For example, maybe you have a shot where two characters are arguing, or even several characters. The character who is speaking should be doing the moving, and once they stop speaking, start moving the other character who is talking.
It comes down to a real back and forth between characters. If a character is talking or their actions are the main point of the shot have the other characters in the scene stop and listen. Their movements should not be distracting at all from the main character.
An excellent representation of this technique in use is in the Despicable Me 2 trailer between the minions. If you play close attention to the shot you'll notice that the minion in the middle who is sitting to the left of the larger minion blowing the party horn has very broad and exaggerated movements, and the minions to the right and left of the shot stay almost completely still. The only things moving are their mouths and a few blinks.
As the shot progresses so do the minion's movements, just before he punches the minion next to him.
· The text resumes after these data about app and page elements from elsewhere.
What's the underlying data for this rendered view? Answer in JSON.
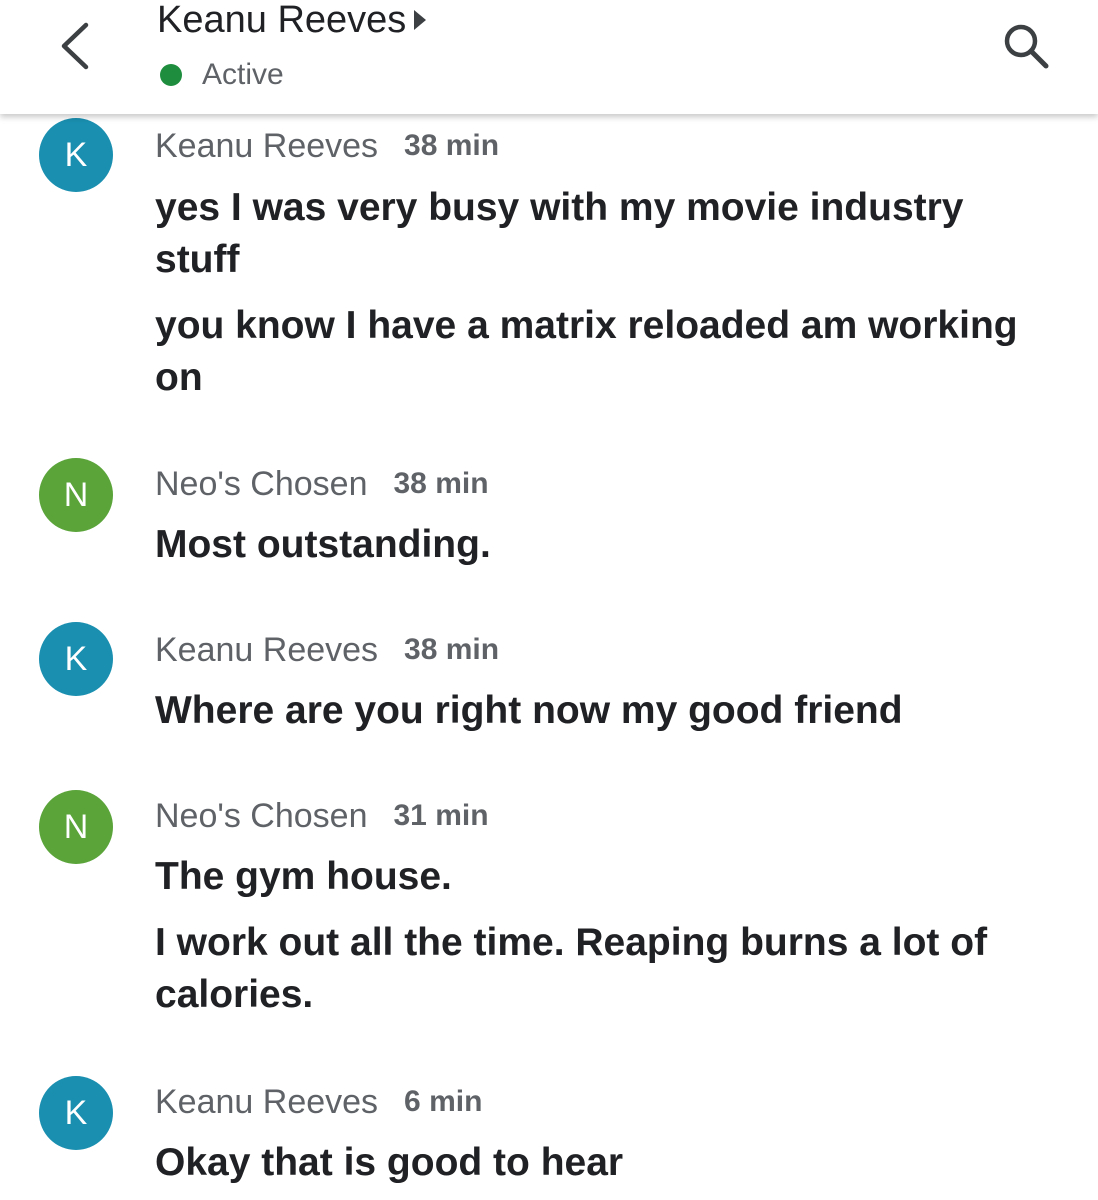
{
  "header": {
    "title": "Keanu Reeves",
    "status": "Active",
    "status_color": "#1e8e3e",
    "back_icon": "chevron-left-icon",
    "search_icon": "search-icon"
  },
  "messages": [
    {
      "avatar": "K",
      "avatar_color": "#1a8fb0",
      "sender": "Keanu Reeves",
      "time": "38 min",
      "lines": [
        "yes I was very busy with my movie industry stuff",
        "you know I have a matrix reloaded am working on"
      ]
    },
    {
      "avatar": "N",
      "avatar_color": "#5aa43a",
      "sender": "Neo's Chosen",
      "time": "38 min",
      "lines": [
        "Most outstanding."
      ]
    },
    {
      "avatar": "K",
      "avatar_color": "#1a8fb0",
      "sender": "Keanu Reeves",
      "time": "38 min",
      "lines": [
        "Where are you right now my good friend"
      ]
    },
    {
      "avatar": "N",
      "avatar_color": "#5aa43a",
      "sender": "Neo's Chosen",
      "time": "31 min",
      "lines": [
        "The gym house.",
        "I work out all the time. Reaping burns a lot of calories."
      ]
    },
    {
      "avatar": "K",
      "avatar_color": "#1a8fb0",
      "sender": "Keanu Reeves",
      "time": "6 min",
      "lines": [
        "Okay that is good to hear"
      ]
    }
  ]
}
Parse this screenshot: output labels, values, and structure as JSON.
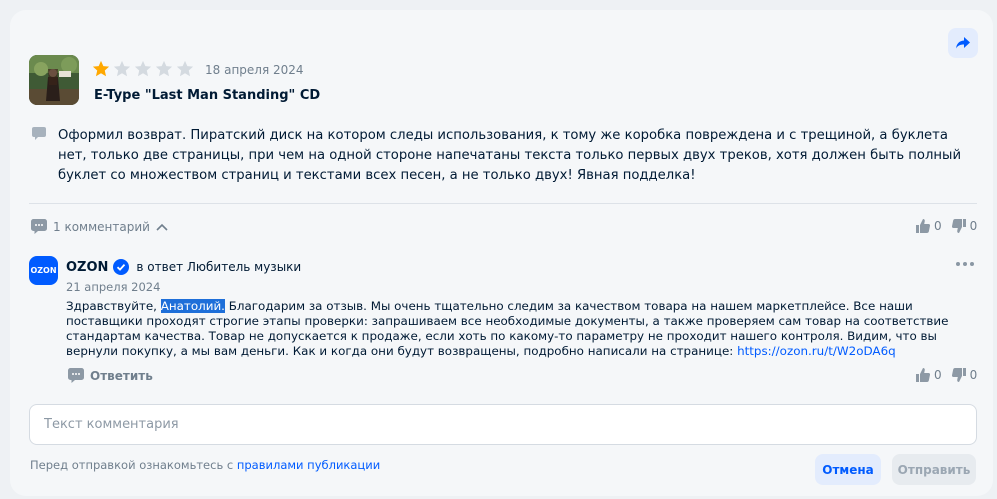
{
  "review": {
    "date": "18 апреля 2024",
    "product_title": "E-Type \"Last Man Standing\" CD",
    "rating": 1,
    "max_rating": 5,
    "text": "Оформил возврат. Пиратский диск на котором следы использования, к тому же коробка повреждена и с трещиной, а буклета нет, только две страницы, при чем на одной стороне напечатаны текста только первых двух треков, хотя должен быть полный буклет со множеством страниц и текстами всех песен, а не только двух! Явная подделка!",
    "comments_label": "1 комментарий",
    "likes": "0",
    "dislikes": "0"
  },
  "reply": {
    "logo_text": "OZON",
    "seller_name": "OZON",
    "reply_to": "в ответ Любитель музыки",
    "date": "21 апреля 2024",
    "text_before": "Здравствуйте, ",
    "highlight": "Анатолий.",
    "text_after": " Благодарим за отзыв. Мы очень тщательно следим за качеством товара на нашем маркетплейсе. Все наши поставщики проходят строгие этапы проверки: запрашиваем все необходимые документы, а также проверяем сам товар на соответствие стандартам качества. Товар не допускается к продаже, если хоть по какому-то параметру не проходит нашего контроля. Видим, что вы вернули покупку, а мы вам деньги. Как и когда они будут возвращены, подробно написали на странице: ",
    "link": "https://ozon.ru/t/W2oDA6q",
    "answer_label": "Ответить",
    "likes": "0",
    "dislikes": "0"
  },
  "comment_form": {
    "placeholder": "Текст комментария",
    "rules_prefix": "Перед отправкой ознакомьтесь с ",
    "rules_link": "правилами публикации",
    "cancel_label": "Отмена",
    "send_label": "Отправить"
  },
  "colors": {
    "accent": "#005bff",
    "star_filled": "#ffa800",
    "star_empty": "#d4dae0"
  },
  "icons": [
    "share-icon",
    "star-icon",
    "comment-bubble-icon",
    "chevron-up-icon",
    "thumbs-up-icon",
    "thumbs-down-icon",
    "verified-badge-icon",
    "more-dots-icon"
  ]
}
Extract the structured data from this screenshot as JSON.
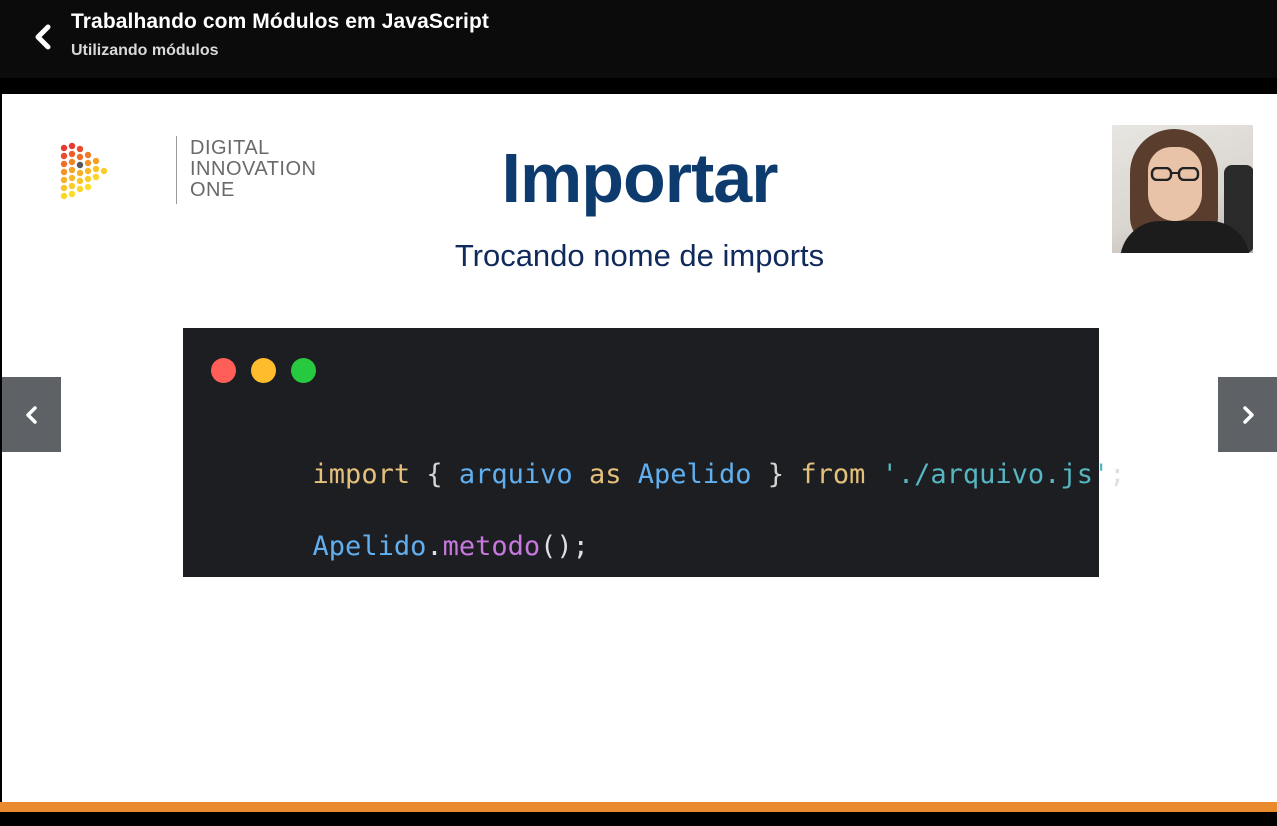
{
  "header": {
    "title": "Trabalhando com Módulos em JavaScript",
    "subtitle": "Utilizando módulos"
  },
  "slide": {
    "logo_lines": [
      "DIGITAL",
      "INNOVATION",
      "ONE"
    ],
    "title": "Importar",
    "subtitle": "Trocando nome de imports",
    "code": {
      "window_dots": [
        "#ff5f56",
        "#ffbd2e",
        "#27c93f"
      ],
      "line1": {
        "kw_import": "import",
        "brace_open": "{",
        "name": "arquivo",
        "kw_as": "as",
        "alias": "Apelido",
        "brace_close": "}",
        "kw_from": "from",
        "path": "'./arquivo.js'",
        "semi": ";"
      },
      "line2": {
        "obj": "Apelido",
        "dot": ".",
        "method": "metodo",
        "call": "();"
      },
      "colors": {
        "keyword": "#e5c07b",
        "identifier": "#61afef",
        "string": "#56b6c2",
        "method": "#c678dd",
        "punct": "#dcdfe4",
        "brace": "#d4d4d4"
      }
    }
  },
  "colors": {
    "accent_bar": "#ea8a2e",
    "title_blue": "#0d3b6e"
  },
  "icons": {
    "back": "chevron-left-icon",
    "prev": "chevron-left-icon",
    "next": "chevron-right-icon"
  }
}
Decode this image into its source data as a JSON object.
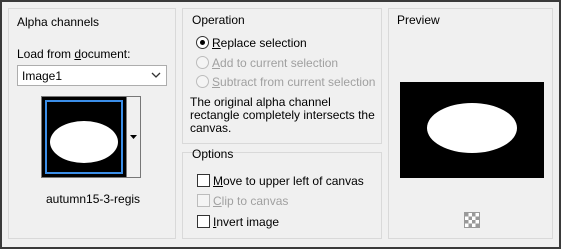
{
  "alpha_channels": {
    "title": "Alpha channels",
    "load_from_label_pre": "Load from ",
    "load_from_label_ul": "d",
    "load_from_label_post": "ocument:",
    "document_value": "Image1",
    "channel_name": "autumn15-3-regis"
  },
  "operation": {
    "title": "Operation",
    "options": [
      {
        "ul": "R",
        "rest": "eplace selection",
        "checked": true,
        "enabled": true
      },
      {
        "ul": "A",
        "rest": "dd to current selection",
        "checked": false,
        "enabled": false
      },
      {
        "ul": "S",
        "rest": "ubtract from current selection",
        "checked": false,
        "enabled": false
      }
    ],
    "message": [
      "The original alpha channel",
      "rectangle completely intersects the",
      "canvas."
    ]
  },
  "options": {
    "title": "Options",
    "items": [
      {
        "ul": "M",
        "rest": "ove to upper left of canvas",
        "checked": false,
        "enabled": true
      },
      {
        "ul": "C",
        "rest": "lip to canvas",
        "checked": false,
        "enabled": false
      },
      {
        "ul": "I",
        "rest": "nvert image",
        "checked": false,
        "enabled": true
      }
    ]
  },
  "preview": {
    "title": "Preview"
  }
}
This ensures that the audience keeps their attention on the two key characters throughout the scene and won't miss the point of the shot.
Planning for Clarity
It's important you start thinking about clarity in your shot during the planning phase. It should be long before you even begin animating, because the last thing you want to happen is to get half way through animating your shot only to realize it's not clear enough, and have to start over.
As you start planning think about the posing and make sure the posing you come up with has a very clear silhouette. Make sure you know the point of the shot, and what the main thing is that you want to communicate to the audience. Once you know that, then think about how you can present this to the audience using as few amount of poses as possible.
One of the most common mistakes in an animation that can cause an unclear shot is having too many ideas. Once you start putting too many ideas and too many things in a shot it gets difficult to read. Keeping it simple is the best thing you can do.
As mentioned earlier, you need to have a clear vision of what the shot is. If the character is suppose to be scared then the audience should understand and see that clearly. If you've done that, then you've achieved what you were going for.
Another common mistake which can be closely related to having too many ideas in a shot, is having too much movement. When you move things too much, your taking away from the emphasis of where the audience should be looking. You need to keep your animation simple, you don't want to hit a hundred poses in a single shot, that will only confuse the viewer.
Show Your Animation
The best way to ensure you have clarity in your animation is to show it to other people, whether it's other animators or just some friends. They should understand the point of the shot by just watching it once, if they don't then it might mean you need to go back to the drawing board and see what you can do to fix it. It could mean simplify a few poses or slowing the movements down.
Clarity in animation is arguably one of the most important aspects of a great animation. While you may have perfect movement, and beautiful implementation of the 12 principles if it's not clear then the animation doesn't work.
Next time you're working on an animation take these techniques into consideration. Make sure you've not muddied the shot with too much movement and too many poses and try to maintain clarity in animation by directing the viewer's eye with some basic stage-acting techniques. To get a more in-depth look at how you can animate some of these techniques, follow along with the Character Interaction in Maya course where you'll get the chance to animate a multi-character performance. If you have any questions or thoughts share them in the comments below!